§ **Task to complete**
For every entry, output the exact wording.

Provided records below:

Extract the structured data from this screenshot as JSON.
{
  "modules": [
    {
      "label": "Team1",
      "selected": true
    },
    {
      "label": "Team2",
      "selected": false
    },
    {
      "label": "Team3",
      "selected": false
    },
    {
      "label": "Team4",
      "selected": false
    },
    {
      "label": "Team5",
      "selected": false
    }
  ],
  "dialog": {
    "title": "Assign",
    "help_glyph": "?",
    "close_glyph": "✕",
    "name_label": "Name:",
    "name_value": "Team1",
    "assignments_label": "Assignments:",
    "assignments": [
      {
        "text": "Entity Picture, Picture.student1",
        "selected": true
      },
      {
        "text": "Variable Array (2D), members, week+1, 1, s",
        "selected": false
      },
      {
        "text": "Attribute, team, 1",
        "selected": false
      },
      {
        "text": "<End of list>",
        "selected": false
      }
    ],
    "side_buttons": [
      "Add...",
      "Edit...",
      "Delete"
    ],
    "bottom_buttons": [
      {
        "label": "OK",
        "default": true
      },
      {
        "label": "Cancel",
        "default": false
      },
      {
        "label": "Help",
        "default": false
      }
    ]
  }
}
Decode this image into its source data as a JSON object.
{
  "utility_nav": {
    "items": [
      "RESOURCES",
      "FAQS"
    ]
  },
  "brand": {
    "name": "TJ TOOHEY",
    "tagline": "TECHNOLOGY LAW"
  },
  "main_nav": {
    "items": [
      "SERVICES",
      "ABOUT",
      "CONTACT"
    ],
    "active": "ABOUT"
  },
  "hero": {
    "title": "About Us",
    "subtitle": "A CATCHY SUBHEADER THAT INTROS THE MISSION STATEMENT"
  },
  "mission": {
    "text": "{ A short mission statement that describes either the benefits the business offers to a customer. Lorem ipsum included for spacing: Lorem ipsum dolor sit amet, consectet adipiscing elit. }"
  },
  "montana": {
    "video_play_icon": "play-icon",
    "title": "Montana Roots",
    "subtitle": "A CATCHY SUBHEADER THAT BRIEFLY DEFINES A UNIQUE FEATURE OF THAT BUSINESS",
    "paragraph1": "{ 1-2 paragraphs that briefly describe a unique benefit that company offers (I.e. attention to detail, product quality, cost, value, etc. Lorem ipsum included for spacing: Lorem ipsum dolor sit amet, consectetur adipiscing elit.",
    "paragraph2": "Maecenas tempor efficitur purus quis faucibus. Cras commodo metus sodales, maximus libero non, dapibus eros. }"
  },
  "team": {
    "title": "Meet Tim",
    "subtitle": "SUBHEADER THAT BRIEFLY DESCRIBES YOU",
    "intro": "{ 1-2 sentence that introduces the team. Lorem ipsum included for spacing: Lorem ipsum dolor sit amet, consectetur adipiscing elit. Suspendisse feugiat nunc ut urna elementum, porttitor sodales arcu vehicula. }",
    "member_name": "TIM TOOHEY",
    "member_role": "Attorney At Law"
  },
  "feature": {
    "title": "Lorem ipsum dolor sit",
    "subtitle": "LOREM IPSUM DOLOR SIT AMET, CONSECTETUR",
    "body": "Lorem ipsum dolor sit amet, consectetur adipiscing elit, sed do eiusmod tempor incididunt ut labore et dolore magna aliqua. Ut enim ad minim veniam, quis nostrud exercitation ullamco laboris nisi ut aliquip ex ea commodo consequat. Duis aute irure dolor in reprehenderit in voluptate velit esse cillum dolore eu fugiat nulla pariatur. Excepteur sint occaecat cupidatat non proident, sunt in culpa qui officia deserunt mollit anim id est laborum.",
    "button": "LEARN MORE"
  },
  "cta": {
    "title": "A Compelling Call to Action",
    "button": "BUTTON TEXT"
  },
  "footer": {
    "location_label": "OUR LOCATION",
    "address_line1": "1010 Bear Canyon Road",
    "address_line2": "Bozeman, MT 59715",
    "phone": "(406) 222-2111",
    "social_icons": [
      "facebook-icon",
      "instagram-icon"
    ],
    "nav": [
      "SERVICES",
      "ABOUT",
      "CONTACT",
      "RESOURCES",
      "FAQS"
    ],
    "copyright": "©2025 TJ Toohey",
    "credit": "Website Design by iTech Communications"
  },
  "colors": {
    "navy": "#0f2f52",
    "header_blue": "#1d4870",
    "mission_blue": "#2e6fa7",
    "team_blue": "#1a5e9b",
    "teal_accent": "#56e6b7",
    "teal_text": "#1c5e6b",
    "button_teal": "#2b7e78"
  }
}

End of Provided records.

§ **Task response**
Extract the structured data from this screenshot as JSON.
{
  "modules": [
    {
      "label": "Team1",
      "selected": true
    },
    {
      "label": "Team2",
      "selected": false
    },
    {
      "label": "Team3",
      "selected": false
    },
    {
      "label": "Team4",
      "selected": false
    },
    {
      "label": "Team5",
      "selected": false
    }
  ],
  "dialog": {
    "title": "Assign",
    "help_glyph": "?",
    "close_glyph": "✕",
    "name_label": "Name:",
    "name_value": "Team1",
    "assignments_label": "Assignments:",
    "assignments": [
      {
        "text": "Entity Picture, Picture.student1",
        "selected": true
      },
      {
        "text": "Variable Array (2D), members, week+1, 1, s",
        "selected": false
      },
      {
        "text": "Attribute, team, 1",
        "selected": false
      },
      {
        "text": "<End of list>",
        "selected": false
      }
    ],
    "side_buttons": [
      "Add...",
      "Edit...",
      "Delete"
    ],
    "bottom_buttons": [
      {
        "label": "OK",
        "default": true
      },
      {
        "label": "Cancel",
        "default": false
      },
      {
        "label": "Help",
        "default": false
      }
    ]
  }
}
Decode this image into its source data as a JSON object.
{
  "utility_nav": {
    "items": [
      "RESOURCES",
      "FAQS"
    ]
  },
  "brand": {
    "name": "TJ TOOHEY",
    "tagline": "TECHNOLOGY LAW"
  },
  "main_nav": {
    "items": [
      "SERVICES",
      "ABOUT",
      "CONTACT"
    ],
    "active": "ABOUT"
  },
  "hero": {
    "title": "About Us",
    "subtitle": "A CATCHY SUBHEADER THAT INTROS THE MISSION STATEMENT"
  },
  "mission": {
    "text": "{ A short mission statement that describes either the benefits the business offers to a customer. Lorem ipsum included for spacing: Lorem ipsum dolor sit amet, consectet adipiscing elit. }"
  },
  "montana": {
    "video_play_icon": "play-icon",
    "title": "Montana Roots",
    "subtitle": "A CATCHY SUBHEADER THAT BRIEFLY DEFINES A UNIQUE FEATURE OF THAT BUSINESS",
    "paragraph1": "{ 1-2 paragraphs that briefly describe a unique benefit that company offers (I.e. attention to detail, product quality, cost, value, etc. Lorem ipsum included for spacing: Lorem ipsum dolor sit amet, consectetur adipiscing elit.",
    "paragraph2": "Maecenas tempor efficitur purus quis faucibus. Cras commodo metus sodales, maximus libero non, dapibus eros. }"
  },
  "team": {
    "title": "Meet Tim",
    "subtitle": "SUBHEADER THAT BRIEFLY DESCRIBES YOU",
    "intro": "{ 1-2 sentence that introduces the team. Lorem ipsum included for spacing: Lorem ipsum dolor sit amet, consectetur adipiscing elit. Suspendisse feugiat nunc ut urna elementum, porttitor sodales arcu vehicula. }",
    "member_name": "TIM TOOHEY",
    "member_role": "Attorney At Law"
  },
  "feature": {
    "title": "Lorem ipsum dolor sit",
    "subtitle": "LOREM IPSUM DOLOR SIT AMET, CONSECTETUR",
    "body": "Lorem ipsum dolor sit amet, consectetur adipiscing elit, sed do eiusmod tempor incididunt ut labore et dolore magna aliqua. Ut enim ad minim veniam, quis nostrud exercitation ullamco laboris nisi ut aliquip ex ea commodo consequat. Duis aute irure dolor in reprehenderit in voluptate velit esse cillum dolore eu fugiat nulla pariatur. Excepteur sint occaecat cupidatat non proident, sunt in culpa qui officia deserunt mollit anim id est laborum.",
    "button": "LEARN MORE"
  },
  "cta": {
    "title": "A Compelling Call to Action",
    "button": "BUTTON TEXT"
  },
  "footer": {
    "location_label": "OUR LOCATION",
    "address_line1": "1010 Bear Canyon Road",
    "address_line2": "Bozeman, MT 59715",
    "phone": "(406) 222-2111",
    "social_icons": [
      "facebook-icon",
      "instagram-icon"
    ],
    "nav": [
      "SERVICES",
      "ABOUT",
      "CONTACT",
      "RESOURCES",
      "FAQS"
    ],
    "copyright": "©2025 TJ Toohey",
    "credit": "Website Design by iTech Communications"
  },
  "colors": {
    "navy": "#0f2f52",
    "header_blue": "#1d4870",
    "mission_blue": "#2e6fa7",
    "team_blue": "#1a5e9b",
    "teal_accent": "#56e6b7",
    "teal_text": "#1c5e6b",
    "button_teal": "#2b7e78"
  }
}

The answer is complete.